Of course, the key factor in all this is climate change and it’s looming acceleration — via The New York Times last Friday:
In most parts of the country, temperatures must be above the historical average in an area for two or more days before the label “heat wave” is applied to a hot spell, according to the National Weather Service. But the definition can vary by region; in the Northeast, it is defined as three straight days in the 90s or above.
Heat waves begin when high pressure in the atmosphere moves in and pushes warm air toward the ground. That air warms up further as it is compressed, and we begin to feel a lot hotter.

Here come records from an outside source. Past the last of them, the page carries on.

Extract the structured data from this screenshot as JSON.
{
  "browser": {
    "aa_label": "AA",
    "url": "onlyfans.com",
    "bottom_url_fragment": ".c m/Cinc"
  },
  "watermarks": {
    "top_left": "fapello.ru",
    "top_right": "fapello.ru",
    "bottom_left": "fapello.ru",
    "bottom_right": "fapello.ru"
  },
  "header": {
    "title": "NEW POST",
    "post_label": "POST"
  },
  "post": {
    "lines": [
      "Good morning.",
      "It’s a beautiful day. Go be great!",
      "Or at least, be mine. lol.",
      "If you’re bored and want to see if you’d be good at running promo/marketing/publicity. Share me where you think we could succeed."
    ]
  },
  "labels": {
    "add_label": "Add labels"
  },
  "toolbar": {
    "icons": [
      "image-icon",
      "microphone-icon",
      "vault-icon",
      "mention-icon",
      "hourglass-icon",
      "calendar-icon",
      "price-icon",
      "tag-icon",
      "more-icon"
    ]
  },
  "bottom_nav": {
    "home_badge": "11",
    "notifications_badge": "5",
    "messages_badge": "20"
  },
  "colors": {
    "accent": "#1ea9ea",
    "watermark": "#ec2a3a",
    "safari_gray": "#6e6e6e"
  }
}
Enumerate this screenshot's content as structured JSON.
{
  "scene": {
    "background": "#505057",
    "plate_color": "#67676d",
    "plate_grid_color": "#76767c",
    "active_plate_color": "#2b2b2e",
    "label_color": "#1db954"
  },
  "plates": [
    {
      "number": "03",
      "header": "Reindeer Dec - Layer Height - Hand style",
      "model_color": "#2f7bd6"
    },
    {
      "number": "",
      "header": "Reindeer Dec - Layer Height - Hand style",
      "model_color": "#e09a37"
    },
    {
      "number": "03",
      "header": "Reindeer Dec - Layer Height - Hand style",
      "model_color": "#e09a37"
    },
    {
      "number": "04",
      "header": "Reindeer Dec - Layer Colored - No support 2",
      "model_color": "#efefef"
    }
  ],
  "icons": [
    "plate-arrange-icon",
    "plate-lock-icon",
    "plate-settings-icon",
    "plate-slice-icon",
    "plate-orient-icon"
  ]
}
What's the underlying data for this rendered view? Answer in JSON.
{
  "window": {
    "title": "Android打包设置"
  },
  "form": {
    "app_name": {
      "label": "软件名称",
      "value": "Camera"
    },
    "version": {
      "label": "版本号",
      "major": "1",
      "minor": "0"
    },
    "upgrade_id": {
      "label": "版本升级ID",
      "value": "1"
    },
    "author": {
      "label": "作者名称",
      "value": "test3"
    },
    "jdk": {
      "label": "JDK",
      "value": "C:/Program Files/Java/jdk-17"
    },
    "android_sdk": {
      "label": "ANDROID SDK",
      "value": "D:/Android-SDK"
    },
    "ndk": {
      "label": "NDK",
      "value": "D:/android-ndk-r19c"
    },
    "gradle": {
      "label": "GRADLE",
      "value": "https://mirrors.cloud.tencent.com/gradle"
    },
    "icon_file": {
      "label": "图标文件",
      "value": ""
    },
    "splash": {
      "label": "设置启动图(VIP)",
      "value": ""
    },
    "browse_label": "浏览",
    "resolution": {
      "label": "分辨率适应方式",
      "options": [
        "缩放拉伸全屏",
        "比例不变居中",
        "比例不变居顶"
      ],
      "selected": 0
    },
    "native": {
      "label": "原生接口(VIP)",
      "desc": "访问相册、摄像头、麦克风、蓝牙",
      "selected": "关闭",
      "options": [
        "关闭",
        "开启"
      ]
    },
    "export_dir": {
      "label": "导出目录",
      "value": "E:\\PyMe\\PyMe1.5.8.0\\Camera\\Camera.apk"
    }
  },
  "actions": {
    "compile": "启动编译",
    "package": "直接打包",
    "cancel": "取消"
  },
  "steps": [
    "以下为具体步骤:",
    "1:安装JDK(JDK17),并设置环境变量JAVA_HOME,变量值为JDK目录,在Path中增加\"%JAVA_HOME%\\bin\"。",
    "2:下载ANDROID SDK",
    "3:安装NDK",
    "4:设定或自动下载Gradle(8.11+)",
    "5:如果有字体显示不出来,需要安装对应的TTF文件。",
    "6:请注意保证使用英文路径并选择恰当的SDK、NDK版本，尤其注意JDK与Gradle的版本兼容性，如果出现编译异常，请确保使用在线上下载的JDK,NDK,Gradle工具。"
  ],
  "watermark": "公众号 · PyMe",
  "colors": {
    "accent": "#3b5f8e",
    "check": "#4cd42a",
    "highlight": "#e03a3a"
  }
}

The high-pressure system pressing down on the ground expands vertically, forcing other weather systems to change course. It even minimizes wind and cloud cover, making the air more stifling. This is also why a heat wave parks itself over an area for several days or longer.
The main culprit of global warming today is humans burning fossil fuels. Thousands of scientists, who have studied the causes across decades, have reached this overwhelming consensus. Globally in 2022, humans emitted roughly 36.8 billion metric tons of planet-warming carbon dioxide by burning coal, natural gas and oil for energy.
The warmer baseline contributes to extreme-weather events and helps make periods of extreme heat more frequent, longer and more intense. The return this summer of the natural climate pattern known as El Niño brings increased chances for hotter-than-normal temperatures later this year and in 2024.
All part of the horror of a heating-way-quickly planet — we’re in a pedal-to-the-metal mode:
Looks a lot like what you would get if you pasted 1998 (another big El Nino year) at the end of the trend line: https://t.co/2ZOAnHBn8k
— Prof Michael E. Mann (@MichaelEMann) July 3, 2023
Prof. Mann takes a hard look at the speed of climate change actually taking place on our one-and-only planet — from the Guardian this morning:
“Very unusual,” “worrying,” “terrifying,” and “bonkers;” the reactions of veteran scientists to the sharp increase in north Atlantic surface temperatures over the past three months raises the question of whether the world’s climate has entered a more erratic and dangerous phase with the onset of an El Niño event on top of human-made global heating.
Since April, the warming appears to have entered a new trajectory. Meanwhile the area of global sea ice has dropped by more than 1 million sq km below the previous low.
“If a few decades ago, some people might have thought climate change was a relatively slow-moving phenomenon, we are now witnessing our climate changing at a terrifying rate,” said Prof Peter Stott, who leads the UK Met Office’s climate monitoring and attribution team. “As the El Niño builds through the rest of this year, adding an extra oomph to the damaging effects of human-induced global heating, many millions of people across the planet and many diverse ecosystems are going to face extraordinary challenges and unfortunately suffer great damage.”
And the bottom line:
Michael Mann, the presidential distinguished professor at the University of Pennsylvania, warned against “cherry picking” one set of data from one region over a relatively short period of time. It was more important, he said, to focus on the bigger picture: that burning fossil fuels was leading to more powerful and destructive hurricanes as well as providing the energy in the atmosphere to fuel extreme weather events, such as droughts, heatwaves, wildfires, and floods. “We need to step back and look at the big picture. And it is alarming. The truth,” Mann said, “is bad enough.”
Katharine Hayhoe, the chief scientist with the Nature Conservancy and distinguished professor at Texas Tech University, said the north Atlantic temperature anomaly was the result of long-term loading of the climate system by 380 zeta joules of extra heat from human emissions of heat-trapping gases. “Nearly 90% of it has been going into the ocean; and it’s that gradual but inexorable increase in ocean heat content over time scales of decades rather than years that most worries climate scientists,” she said.
Go read the whole piece. A bit frightening.
Closing out this hot post is another version of “Heat Wave” — in Linda Ronstadt style:
Hotter-than-shit, or not, yet once again here we are…
(Illustration out front: Salvador Dali’s ‘Soft Watch at the Moment of First Explosion,’ found here.)